Perry, a retired Virginia Game Warden who sought the sheriff’s job four years ago, said he sees three major problems in the county which are drug abuse, lack of confidence in the sheriff’s department and lack of trust by the community in law enforcement. He said he would implement citizen advisory committees to assist in crime reduction and provide input to the sheriff’s department. He said distrust of law enforcement is one of the greatest problems and that needed to be resolved for the sheriff’s department to be successful.
In the contested supervisor’s race, between Atkins district incumbent Republican Howard Burton and Democratic challenger Charles Atkins, the question asked involved teacher pay and funding cuts in the budget. Burton said if everyone who asked had been funded, county taxpayers would have faced a 22-cent property tax increase. The first responsibility, he said, is not to overspend, to not spend what you don’t have.
As did the candidates on the board of supervisors, Atkins said the county needs to build its tax base in order to have more money to fund needs and also to better support education and attract quality teachers. “It all starts there,” he said.
In the North Fork district, with incumbent Republican Ron Blevins challenged by Democrat Phil Stevenson, Blevins said funding for schools has increased over the years and is 54 percent of the county budget so it is an important aspect of the budget that funds 73 departments. He, too, mentioned the potential for a huge tax increase if all budget requests were funded but tough decisions have to be made in balancing the budget.
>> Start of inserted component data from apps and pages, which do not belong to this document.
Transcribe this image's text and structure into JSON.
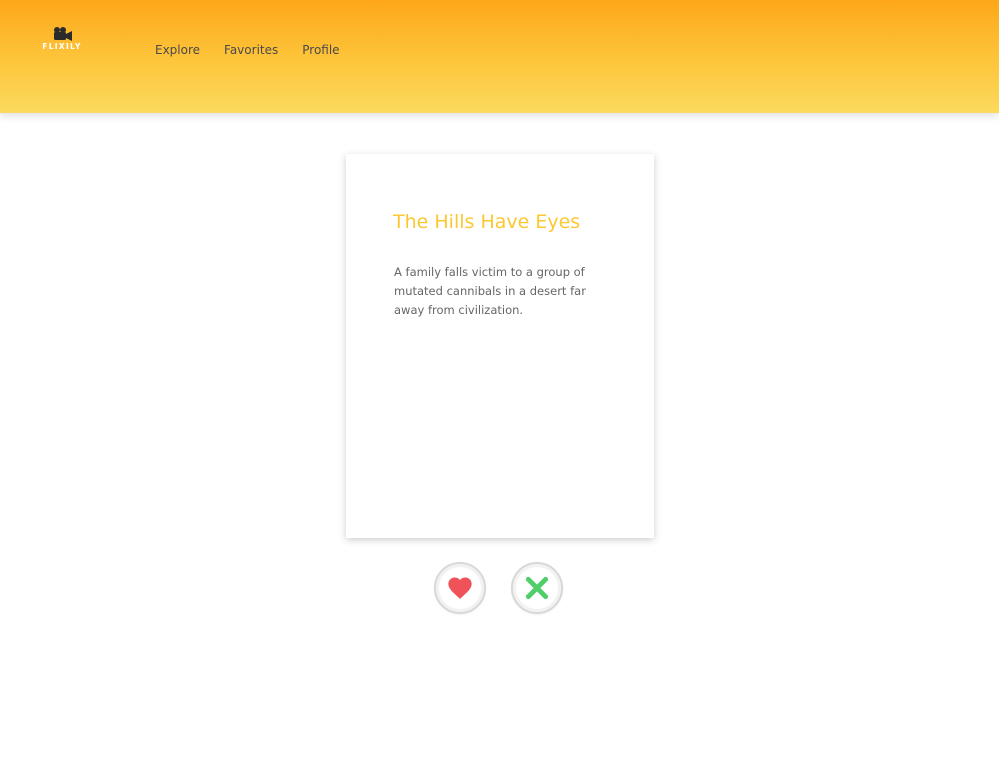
{
  "brand": {
    "logo_text": "FLIXILY",
    "logo_icon": "movie-camera-icon"
  },
  "nav": {
    "items": [
      {
        "label": "Explore"
      },
      {
        "label": "Favorites"
      },
      {
        "label": "Profile"
      }
    ]
  },
  "movie": {
    "title": "The Hills Have Eyes",
    "description": "A family falls victim to a group of mutated cannibals in a desert far away from civilization."
  },
  "actions": {
    "like_icon": "heart-icon",
    "dislike_icon": "close-icon"
  },
  "colors": {
    "header_gradient_top": "#fda719",
    "header_gradient_bottom": "#fcd95e",
    "title_accent": "#fcc832",
    "like": "#f0525a",
    "dislike": "#4fcf6a"
  }
}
Stevenson said he can’t remember a time when the county was in more of a financial bind with infrastructure deteriorating for lack of maintenance. He said the county can find more money in its budget, and that money is being lost through bad decisions. He would place great emphasis on supporting schools and students.
In a contested race for the Rye Valley district seat on the school board, incumbent Jesse Choate faces a challenge from Stuart Orr.
Choate said the school board has faced tough times and the budget shortfall in the state meant there would be a budget shortfall in the county so he understands where the supervisors are coming from with cuts and belt-tightening. He said he didn’t necessarily agree with the Standards of Learning program, but it is something the county must work with, and teachers are good at holding themselves accountable despite working long hours and being underpaid.
Orr said a lot of hardship in the county goes back to a decline in morals, poor choices and a weakening of family strength. He said it takes everybody working together to make the best choices and the county has a good education staff. He said he thanks Jesus for saving his soul and if elected “I would give my all.”
In the four-way race for an open seat on Marion Town County, candidates Mike Edwards, Avery Cornett, Herbert Clay and Todd May each offered praise for the town.
Cornett said his platform is for sustained growth and economic development while preserving the town’s beauty and ecology.
Edwards noted a team effort is needed in the business community to promote tourism and the need for control of government overreach so businesses and the community can grow.
Clay said service to the community is what it’s about and people tell him that business as usual doesn’t work. He wants to bring in a philosophy of growth and development.
May said a focus should continue to be on downtown tourism and support of local businesses.
The General Election will take place on Tuesday, Nov. 3. For information, contact the general voter registrar’s office at the Smyth County Office Building, 121 Bagley Circle, Suite 422, Marion, 276-783-4511, between 9 a.m. and 5 p.m. Monday through Friday. The office is also open the two Saturdays immediately preceding any general election for the purpose of providing absentee voting.